Having transformed 'little' Ipswich into a genuine force both domestically and in Europe, where he led them to the 1981 UEFA Cup, Bobby Robson was an obvious candidate to replace Ron Greenwood after the 1982 World Cup in Spain.
However, as at Portman Road, his career with his new employers began in inglorious fashion.
After taking just one point from two meetings with Denmark in the Euro 1984 qualifiers, the Scandinavians progressed to the finals and Robson could only watch as Michel Platini enjoyed his finest hour.
There were no such problems in reaching the World Cup finals in Mexico two years later as England finished above Northern Ireland.
Robson's men made a poor start in Central America as they slipped to a 1-0 defeat against an average Portugal side in their opening group game, and then recorded a goalless draw against Morocco.
Gary Lineker's hat-trick against Poland proved enough to reach the knock-out stages, where England defeated Paraguay before falling to Diego Maradona's magic and mischief in the quarter-finals.
The Argentinian's 'Hand of God' took the headlines and masked what had been a creditable fightback by England following their early struggles in the tournament.
The Three Lions carried that good form into the qualifying campaign for Euro 88 and they cruised through to the finals in West Germany - but their stay in the tournament proved brief and disappointing.
Ray Houghton's header condemned them to defeat at the hands of Jack Charlton's Republic of Ireland team, before thrashings by eventual finalists Holland and the USSR put them out.
Robson came under genuine pressure for the first time and the calls for his head increased in volume as England limped through qualifying for Italia 90, finishing second to a moderate Sweden outfit to go through as a best runner-up.
The Football Association made clear in the build-up to the World Cup finals that Robson would not have his contract renewed after the tournament, and a poor opening draw with the Irish meant few were planning to mourn his departure.
But a brilliant performance in drawing with a strong Holland side increased optimism and England went through to the last 16 with a win over Egypt.
Narrow extra-time wins over Belgium and Cameroon followed before an epic semi-final with West Germany, who would go on to lift the trophy.
The match went to penalties and misses by Stuart Pearce and Chris Waddle condemned Robson's men to a scarcely deserved exit.

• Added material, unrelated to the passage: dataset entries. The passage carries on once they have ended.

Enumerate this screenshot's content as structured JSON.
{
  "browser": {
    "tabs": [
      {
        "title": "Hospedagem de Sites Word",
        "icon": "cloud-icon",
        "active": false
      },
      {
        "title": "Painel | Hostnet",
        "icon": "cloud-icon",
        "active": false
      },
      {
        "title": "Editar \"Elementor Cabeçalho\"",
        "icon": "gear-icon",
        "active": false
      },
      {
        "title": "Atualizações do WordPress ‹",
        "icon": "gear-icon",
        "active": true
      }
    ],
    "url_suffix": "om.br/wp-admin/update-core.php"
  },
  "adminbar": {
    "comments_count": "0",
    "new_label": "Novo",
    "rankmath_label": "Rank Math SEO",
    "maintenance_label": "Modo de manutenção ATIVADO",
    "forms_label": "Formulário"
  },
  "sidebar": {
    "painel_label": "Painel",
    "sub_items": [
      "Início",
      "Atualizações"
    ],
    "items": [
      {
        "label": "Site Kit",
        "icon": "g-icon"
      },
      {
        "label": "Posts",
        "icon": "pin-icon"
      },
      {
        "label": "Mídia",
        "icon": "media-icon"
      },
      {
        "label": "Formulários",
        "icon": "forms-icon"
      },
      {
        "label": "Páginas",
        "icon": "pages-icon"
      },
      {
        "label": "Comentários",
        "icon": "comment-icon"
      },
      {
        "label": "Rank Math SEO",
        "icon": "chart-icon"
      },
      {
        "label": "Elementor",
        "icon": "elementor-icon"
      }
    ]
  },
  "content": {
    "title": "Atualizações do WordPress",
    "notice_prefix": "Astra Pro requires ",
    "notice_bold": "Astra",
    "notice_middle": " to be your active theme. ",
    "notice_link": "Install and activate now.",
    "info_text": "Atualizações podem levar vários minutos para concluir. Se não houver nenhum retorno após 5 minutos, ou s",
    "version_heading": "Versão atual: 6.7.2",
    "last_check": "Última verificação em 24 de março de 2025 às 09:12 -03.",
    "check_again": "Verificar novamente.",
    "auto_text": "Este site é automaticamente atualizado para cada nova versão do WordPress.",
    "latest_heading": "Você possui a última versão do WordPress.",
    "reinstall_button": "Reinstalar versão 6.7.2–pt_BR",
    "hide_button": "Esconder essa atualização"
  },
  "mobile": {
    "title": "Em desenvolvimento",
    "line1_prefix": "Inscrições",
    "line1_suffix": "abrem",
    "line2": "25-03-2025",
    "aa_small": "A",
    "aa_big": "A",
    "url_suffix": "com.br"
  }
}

However, Gascoigne et al returned to a hero's welcome after England's best ever campaign on foreign soil - and Robson was soon missed after all.Reuse content